    “There’s a very high volume of intelligence shared, some of which is collected automatically," Aldrich, who's also a historian of the British signal-intelligence agency otherwise known as the Government Communications Headquarters, tells The New York Times. "So it’s impossible to track what every piece is potentially used for." 

    What's clear, though, is that the US is using what Britain knows to compound its own intelligence, the sort of stuff that goes into the decision process governing where and when drones should strike. Current and former British government and intelligence officials, some of whom claimed to have worked intimately with the US after its drone program begain in earnest in 2004, tell the Times that Britain does indeed pass along intelligence to the US, who then "almost certainly" use the information "to target strikes." 

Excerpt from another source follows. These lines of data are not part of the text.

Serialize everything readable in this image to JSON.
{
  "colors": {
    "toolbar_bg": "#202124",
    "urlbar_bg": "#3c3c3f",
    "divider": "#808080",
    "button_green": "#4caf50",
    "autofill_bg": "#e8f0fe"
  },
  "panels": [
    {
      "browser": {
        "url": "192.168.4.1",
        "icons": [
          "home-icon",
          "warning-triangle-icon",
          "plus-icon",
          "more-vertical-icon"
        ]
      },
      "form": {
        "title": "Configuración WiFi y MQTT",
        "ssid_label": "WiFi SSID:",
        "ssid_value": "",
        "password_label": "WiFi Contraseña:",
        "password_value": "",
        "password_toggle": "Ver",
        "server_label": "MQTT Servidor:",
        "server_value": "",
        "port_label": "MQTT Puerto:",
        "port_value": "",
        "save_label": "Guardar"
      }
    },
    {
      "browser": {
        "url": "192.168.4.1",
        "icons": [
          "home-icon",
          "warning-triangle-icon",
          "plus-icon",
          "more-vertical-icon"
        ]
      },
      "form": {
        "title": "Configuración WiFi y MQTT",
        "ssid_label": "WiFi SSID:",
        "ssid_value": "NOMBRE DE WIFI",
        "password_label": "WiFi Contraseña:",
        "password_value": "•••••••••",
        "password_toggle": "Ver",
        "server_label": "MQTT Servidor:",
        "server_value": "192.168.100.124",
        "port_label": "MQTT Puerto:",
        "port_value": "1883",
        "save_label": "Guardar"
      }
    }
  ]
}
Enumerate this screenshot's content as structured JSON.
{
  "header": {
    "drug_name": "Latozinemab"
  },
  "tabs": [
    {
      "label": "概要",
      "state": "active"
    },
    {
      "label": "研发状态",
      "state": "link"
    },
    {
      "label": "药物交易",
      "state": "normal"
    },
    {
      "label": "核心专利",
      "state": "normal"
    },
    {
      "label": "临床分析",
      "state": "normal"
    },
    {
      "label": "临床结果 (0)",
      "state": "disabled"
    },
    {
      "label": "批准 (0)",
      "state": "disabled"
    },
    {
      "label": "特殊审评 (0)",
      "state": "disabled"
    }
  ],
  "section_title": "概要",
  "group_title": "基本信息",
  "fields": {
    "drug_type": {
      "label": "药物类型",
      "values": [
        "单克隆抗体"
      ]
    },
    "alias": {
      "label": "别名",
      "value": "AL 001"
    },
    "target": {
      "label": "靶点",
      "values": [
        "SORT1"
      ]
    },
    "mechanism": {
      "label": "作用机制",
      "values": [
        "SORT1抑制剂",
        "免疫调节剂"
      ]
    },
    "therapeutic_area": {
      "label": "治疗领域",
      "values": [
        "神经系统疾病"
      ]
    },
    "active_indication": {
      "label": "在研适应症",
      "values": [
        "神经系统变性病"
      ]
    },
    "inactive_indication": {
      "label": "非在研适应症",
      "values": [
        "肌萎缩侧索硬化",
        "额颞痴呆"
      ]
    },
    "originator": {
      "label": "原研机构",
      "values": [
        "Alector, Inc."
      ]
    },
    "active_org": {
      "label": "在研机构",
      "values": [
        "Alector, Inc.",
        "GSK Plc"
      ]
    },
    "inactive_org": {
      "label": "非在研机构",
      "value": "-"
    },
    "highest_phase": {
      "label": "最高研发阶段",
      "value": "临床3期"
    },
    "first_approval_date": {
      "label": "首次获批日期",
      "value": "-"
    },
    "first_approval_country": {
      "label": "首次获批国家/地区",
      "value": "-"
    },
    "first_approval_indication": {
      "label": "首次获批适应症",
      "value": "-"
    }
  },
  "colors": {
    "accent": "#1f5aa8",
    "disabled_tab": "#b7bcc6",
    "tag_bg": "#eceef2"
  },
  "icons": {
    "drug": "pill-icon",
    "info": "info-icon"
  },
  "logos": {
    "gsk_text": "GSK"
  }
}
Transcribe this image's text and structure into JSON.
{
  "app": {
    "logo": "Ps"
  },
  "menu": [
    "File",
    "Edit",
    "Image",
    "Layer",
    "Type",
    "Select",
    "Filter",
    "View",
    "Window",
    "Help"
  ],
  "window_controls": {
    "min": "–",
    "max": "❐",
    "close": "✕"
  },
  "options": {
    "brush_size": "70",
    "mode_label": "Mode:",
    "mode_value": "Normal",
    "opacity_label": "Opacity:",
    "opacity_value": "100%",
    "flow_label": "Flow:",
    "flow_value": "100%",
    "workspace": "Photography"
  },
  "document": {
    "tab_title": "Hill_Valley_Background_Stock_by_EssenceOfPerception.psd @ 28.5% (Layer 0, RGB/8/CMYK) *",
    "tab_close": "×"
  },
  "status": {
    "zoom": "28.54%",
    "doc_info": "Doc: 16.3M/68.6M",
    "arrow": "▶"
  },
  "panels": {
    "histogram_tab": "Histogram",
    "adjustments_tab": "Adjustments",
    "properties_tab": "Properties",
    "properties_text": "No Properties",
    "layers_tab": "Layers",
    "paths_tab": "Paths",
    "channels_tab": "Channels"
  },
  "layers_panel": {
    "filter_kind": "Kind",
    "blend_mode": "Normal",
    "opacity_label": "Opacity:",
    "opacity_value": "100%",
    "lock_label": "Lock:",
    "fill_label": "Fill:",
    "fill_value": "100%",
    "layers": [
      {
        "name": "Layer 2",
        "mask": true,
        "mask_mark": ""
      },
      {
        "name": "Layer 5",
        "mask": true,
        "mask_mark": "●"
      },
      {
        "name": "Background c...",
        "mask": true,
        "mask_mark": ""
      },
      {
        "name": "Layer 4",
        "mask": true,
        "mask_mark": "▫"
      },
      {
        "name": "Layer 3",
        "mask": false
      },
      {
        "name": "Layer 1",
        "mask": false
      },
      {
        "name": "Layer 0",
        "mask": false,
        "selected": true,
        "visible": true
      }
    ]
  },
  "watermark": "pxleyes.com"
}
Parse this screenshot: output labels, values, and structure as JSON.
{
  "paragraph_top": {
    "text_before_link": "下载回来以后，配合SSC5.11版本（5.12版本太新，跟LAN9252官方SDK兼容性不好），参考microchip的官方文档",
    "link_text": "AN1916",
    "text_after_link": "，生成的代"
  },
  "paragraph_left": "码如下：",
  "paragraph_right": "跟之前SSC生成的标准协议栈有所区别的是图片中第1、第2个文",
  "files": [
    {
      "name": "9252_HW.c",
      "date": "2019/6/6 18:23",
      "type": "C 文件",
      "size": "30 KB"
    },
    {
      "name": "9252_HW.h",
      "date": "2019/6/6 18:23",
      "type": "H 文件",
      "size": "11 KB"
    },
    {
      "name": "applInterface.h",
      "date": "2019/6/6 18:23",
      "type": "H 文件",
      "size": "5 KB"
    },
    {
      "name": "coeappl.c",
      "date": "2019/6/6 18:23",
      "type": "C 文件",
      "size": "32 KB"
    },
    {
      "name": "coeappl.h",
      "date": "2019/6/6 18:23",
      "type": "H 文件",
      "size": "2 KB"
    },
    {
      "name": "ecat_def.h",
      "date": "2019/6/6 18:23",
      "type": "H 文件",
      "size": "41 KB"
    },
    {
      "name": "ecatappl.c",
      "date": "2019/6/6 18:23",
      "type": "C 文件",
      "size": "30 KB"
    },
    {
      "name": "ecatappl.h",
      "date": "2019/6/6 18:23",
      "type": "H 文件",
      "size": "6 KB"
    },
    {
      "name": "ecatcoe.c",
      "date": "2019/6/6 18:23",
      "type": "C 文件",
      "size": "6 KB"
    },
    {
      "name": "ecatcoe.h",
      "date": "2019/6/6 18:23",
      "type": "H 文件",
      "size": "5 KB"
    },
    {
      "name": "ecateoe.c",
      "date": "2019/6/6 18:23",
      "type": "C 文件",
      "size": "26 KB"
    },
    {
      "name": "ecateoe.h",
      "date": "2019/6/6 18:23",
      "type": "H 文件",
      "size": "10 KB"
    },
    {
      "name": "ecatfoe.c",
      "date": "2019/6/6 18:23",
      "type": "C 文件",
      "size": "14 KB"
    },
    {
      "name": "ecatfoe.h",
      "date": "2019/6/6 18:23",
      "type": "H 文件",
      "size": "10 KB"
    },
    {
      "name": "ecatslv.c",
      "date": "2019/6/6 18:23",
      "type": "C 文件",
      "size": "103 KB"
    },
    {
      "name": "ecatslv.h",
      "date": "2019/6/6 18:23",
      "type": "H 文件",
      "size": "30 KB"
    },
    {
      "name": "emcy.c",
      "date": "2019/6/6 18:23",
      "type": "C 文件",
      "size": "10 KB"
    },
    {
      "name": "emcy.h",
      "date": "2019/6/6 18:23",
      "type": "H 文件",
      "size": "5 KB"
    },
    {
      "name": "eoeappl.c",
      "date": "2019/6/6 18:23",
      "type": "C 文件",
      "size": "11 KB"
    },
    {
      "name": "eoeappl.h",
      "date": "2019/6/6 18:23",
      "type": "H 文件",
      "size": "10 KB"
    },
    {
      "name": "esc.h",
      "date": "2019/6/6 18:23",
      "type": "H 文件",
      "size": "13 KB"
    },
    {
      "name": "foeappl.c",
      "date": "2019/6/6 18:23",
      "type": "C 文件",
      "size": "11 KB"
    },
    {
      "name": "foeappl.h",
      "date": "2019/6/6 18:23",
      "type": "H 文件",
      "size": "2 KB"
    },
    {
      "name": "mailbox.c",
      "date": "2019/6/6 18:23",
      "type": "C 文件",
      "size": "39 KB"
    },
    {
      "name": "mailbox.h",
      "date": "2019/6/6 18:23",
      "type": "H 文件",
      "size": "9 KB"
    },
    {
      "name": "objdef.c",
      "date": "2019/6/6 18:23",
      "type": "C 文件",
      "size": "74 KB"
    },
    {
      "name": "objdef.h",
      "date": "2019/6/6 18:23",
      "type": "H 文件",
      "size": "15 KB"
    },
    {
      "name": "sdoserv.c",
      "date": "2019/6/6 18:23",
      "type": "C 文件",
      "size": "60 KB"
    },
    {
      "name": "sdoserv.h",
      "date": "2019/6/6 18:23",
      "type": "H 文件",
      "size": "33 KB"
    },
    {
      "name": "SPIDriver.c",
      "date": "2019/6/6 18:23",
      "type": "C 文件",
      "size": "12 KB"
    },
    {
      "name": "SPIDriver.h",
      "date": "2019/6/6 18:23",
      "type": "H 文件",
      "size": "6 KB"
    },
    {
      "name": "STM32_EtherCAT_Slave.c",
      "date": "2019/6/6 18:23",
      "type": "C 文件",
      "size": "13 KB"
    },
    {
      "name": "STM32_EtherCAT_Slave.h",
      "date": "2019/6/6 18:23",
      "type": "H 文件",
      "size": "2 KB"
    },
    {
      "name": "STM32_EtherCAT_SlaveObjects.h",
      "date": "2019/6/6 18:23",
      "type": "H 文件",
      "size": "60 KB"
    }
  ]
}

    Making England's intelligence in Af-Pak and surrounding tribal regions all the more in demand, Aldrich adds, is its "history and expertise" in South Asia.

    Recently, the British-US arrangement seems to have sharpened in light of increasing friction between the US and Pakistan. Britain, in response to Khan's case, is now following the American rulebook in neither confirming nor denying the existence of what it adroitly calls "any such allged activities." So nevermind that Britain, along with the US and Israel, is the focus of a new UN inquiry into the legality and rationale of its droning on across the the Middle East and Horn of Africa. Intelligence relations laid bare by the Khan case could suggest that Britain is making some sort of effort to distance itself from the American drone program, which is widely rebuked on the international stage as run amok and having already established troubling precendents in terms of extrajudicial killings.

    But it could be too little, too late. One official, who spoke to the Times on condition of anonymity due to his "detailed knowledge of internal discussion," claims that many in Britain’s intelligence community are losing sleep over the thought of being prosecuted for involvment in lethal dromne strikes. 

    “The policy on drones and torture is clear: We don’t do any of it,” the unnamed former British counterterrorism official tells Times. Yet the line is murky. And until more comes of both Khan's case and the UN special inquiry, that line may well remain murky. "[If] we pick up on some hostile phone chatter," the official continues, "and we pass the number on to the Americans, who then pinpoint the phone and target the person, did we provide intelligence for the killing?”

    Reach Brian at brian@motherboard.tv. @thebanderson